The information acquired through this research will be shared with the black community in the South African ghettos for the purpose of reminding them of their fight for freedom and peace. It will be shared through community projects that will aim at fostering peaceful relations among the black communities living in Soweto and other ghettos in the country. The information will be vital in promoting their peaceful coexistence and their eventual prosperity.
The aspects of the topic that will be interesting for the research are resistant literature, the period’s poems, and dances performed by the Zulu and the Nguni communities. This will be carried out in an effort to determine their influence in the fight for freedom and equality among the different races in the country (Harlow 98). The literature, poems, and dances were previously written and performed in the native languages though this changed in the early twentieth century when some of them were translated into English. Their translations led to the exile of many writers and performers in the country who had been accused by the white’s regime of influencing the black communities into war.

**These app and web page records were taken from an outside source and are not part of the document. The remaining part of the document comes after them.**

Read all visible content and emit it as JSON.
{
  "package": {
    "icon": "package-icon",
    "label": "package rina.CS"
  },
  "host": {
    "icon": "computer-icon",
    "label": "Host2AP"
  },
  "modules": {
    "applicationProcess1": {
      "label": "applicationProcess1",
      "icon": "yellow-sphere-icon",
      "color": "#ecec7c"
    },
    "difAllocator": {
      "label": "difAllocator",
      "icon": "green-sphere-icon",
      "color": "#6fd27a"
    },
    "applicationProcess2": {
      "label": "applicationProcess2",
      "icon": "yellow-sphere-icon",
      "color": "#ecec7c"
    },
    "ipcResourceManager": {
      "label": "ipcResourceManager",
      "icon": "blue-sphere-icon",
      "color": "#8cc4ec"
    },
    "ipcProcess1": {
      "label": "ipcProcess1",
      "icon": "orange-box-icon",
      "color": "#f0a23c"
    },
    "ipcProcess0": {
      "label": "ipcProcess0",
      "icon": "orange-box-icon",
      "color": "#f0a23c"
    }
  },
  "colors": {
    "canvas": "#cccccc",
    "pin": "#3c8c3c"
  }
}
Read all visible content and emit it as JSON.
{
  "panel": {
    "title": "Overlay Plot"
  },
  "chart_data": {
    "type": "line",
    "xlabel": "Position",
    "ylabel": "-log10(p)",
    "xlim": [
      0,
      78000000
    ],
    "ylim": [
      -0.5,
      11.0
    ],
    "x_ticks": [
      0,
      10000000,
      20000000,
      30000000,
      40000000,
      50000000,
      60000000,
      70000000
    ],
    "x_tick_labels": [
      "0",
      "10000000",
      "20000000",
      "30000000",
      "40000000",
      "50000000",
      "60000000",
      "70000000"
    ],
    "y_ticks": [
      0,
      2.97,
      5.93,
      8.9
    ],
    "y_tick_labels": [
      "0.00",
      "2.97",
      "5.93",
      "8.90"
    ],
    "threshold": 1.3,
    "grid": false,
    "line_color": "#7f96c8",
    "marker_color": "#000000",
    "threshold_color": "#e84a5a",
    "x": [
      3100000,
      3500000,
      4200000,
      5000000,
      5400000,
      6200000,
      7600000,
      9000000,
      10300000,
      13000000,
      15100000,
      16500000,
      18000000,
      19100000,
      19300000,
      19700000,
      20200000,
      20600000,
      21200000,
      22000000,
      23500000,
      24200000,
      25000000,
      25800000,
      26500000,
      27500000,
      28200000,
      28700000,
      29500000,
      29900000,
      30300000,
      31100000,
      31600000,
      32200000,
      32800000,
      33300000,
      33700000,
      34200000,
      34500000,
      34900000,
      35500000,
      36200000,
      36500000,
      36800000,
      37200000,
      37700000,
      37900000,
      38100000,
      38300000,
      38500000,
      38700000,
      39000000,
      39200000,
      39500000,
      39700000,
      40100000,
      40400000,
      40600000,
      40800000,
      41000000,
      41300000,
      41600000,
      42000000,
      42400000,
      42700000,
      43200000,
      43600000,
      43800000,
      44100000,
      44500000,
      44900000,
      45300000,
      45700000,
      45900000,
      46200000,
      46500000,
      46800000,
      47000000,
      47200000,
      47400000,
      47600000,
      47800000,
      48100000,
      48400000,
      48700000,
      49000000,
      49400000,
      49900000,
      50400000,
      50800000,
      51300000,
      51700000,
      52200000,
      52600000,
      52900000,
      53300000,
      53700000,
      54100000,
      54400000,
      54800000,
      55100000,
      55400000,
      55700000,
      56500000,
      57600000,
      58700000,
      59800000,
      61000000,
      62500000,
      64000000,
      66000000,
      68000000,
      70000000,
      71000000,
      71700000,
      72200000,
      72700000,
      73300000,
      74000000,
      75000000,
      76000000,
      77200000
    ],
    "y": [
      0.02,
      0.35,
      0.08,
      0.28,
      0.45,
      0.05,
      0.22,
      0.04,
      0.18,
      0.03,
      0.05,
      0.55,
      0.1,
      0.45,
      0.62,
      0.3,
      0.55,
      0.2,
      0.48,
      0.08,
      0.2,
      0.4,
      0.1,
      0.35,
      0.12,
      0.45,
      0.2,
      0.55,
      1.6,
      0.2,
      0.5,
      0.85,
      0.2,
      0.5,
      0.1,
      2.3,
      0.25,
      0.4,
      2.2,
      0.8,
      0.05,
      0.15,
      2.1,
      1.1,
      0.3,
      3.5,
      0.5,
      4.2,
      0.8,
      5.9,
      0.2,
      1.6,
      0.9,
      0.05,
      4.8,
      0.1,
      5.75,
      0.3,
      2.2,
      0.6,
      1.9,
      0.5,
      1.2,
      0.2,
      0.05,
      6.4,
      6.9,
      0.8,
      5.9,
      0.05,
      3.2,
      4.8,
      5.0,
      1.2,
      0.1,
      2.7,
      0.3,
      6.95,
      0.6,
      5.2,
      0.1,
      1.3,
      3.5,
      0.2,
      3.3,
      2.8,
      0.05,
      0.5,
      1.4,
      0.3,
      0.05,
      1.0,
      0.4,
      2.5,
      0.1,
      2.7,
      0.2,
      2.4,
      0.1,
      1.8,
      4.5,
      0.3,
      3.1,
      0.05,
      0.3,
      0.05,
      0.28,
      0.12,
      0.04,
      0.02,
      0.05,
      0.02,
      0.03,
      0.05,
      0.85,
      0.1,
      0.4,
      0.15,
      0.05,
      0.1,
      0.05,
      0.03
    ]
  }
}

During the Mfecane period, many tribes and the Nguni among them were pushed from the country by the Zulu who had become increasingly aggressive. These events are expounded on well by their literature, poems, and their dances which have been documented for future generations (Singh 228). Researching these three issues will help in providing insight into how their literature has affected the current literature and how it helped them in their struggle for liberty. The poems provided by poets like Miriam Tlali and Mothobi Mutloatse who were from the two tribes greatly helped in influencing events like the 1960 Sharpeville which raised the awareness of black suffering (Chandler 47). Their works